Test shows desktops can get by without the new processors

With Intel upgrading its generation of processors from Ivy Bridge to Haswell, and AMD moving from Trinity to Richland, computer users might think it’s time to start looking into a new CPU for their desktop.

Not so fast, say the results from a German computer magazine’s test of 14 processor chips for desktops. The new processors, from both companies, only offer a limited boost in speed with no significant energy consumption savings.

First there could be extra expenses, reports Computerbild.

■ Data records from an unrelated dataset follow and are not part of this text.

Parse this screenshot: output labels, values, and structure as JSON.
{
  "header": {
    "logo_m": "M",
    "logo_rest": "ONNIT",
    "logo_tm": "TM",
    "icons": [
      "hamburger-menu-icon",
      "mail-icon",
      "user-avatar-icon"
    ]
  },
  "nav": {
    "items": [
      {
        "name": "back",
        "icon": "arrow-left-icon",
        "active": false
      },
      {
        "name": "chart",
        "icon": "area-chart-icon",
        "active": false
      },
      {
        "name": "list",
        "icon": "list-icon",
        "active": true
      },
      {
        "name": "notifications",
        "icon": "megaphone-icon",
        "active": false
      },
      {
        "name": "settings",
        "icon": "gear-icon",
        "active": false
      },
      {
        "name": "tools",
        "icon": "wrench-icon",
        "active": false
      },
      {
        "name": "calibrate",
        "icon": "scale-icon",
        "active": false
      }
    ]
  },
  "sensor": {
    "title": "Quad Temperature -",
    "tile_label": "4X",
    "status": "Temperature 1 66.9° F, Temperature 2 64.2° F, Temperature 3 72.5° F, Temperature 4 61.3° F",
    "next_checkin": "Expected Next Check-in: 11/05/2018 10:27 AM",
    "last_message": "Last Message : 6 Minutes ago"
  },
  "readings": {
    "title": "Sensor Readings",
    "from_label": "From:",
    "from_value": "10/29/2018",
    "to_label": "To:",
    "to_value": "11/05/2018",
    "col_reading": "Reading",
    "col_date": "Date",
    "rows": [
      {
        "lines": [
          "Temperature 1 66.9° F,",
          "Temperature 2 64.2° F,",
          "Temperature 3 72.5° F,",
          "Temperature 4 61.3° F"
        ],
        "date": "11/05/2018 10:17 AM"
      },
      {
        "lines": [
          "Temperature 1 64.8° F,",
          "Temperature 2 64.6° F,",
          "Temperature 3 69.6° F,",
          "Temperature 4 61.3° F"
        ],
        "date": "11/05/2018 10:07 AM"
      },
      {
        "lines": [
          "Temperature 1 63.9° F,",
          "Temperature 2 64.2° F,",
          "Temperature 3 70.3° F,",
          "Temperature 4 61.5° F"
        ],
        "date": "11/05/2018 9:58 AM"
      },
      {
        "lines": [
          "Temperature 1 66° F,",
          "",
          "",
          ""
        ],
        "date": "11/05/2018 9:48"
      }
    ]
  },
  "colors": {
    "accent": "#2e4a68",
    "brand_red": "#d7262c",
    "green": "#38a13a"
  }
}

Upgrading to Haswell means a new mainboard, heat transfer paste, CPU exhaust and RAM memory. A Richland, on the other hand, does not require such upgrades.

Intel’s new Haswell Core-I series is completely new, whereas AMD’s A processors are based on existing architecture. Neither significantly speeds up working with Office applications or editing pictures or video.

The Haswell CPU i7-4770K ran, on average, only 2 per cent faster than the predecessor i7-3770K. AMD’s Richland A10-6800K was only 1 per cent faster than the A10-5800K.

In gaming, Intel’s CPU provided double the power, thanks to a new HD Graphics 4600 unit. No change was reported with AMD’s entry.

Energy use results were mixed. Haswell used as much energy as its predecessor. Using Office or the internet, it was 14 per cent more energy efficient. AMD’s Richland used 5 per cent less at full power and 3 per cent less while using Office programmes.

Other factors beyond the CPU need to be considered when looking for computing speed.

The kind of mainboard can mean a difference of 10 per cent.

Doubling working memory can mean a performance boost of between 7 and 12 per cent. Swapping a conventional hard drive for an SSD version can mean speeds up to 50 per cent faster.

Unsurprisingly, the test showed that more expensive and more powerful computers worked faster. (dpa)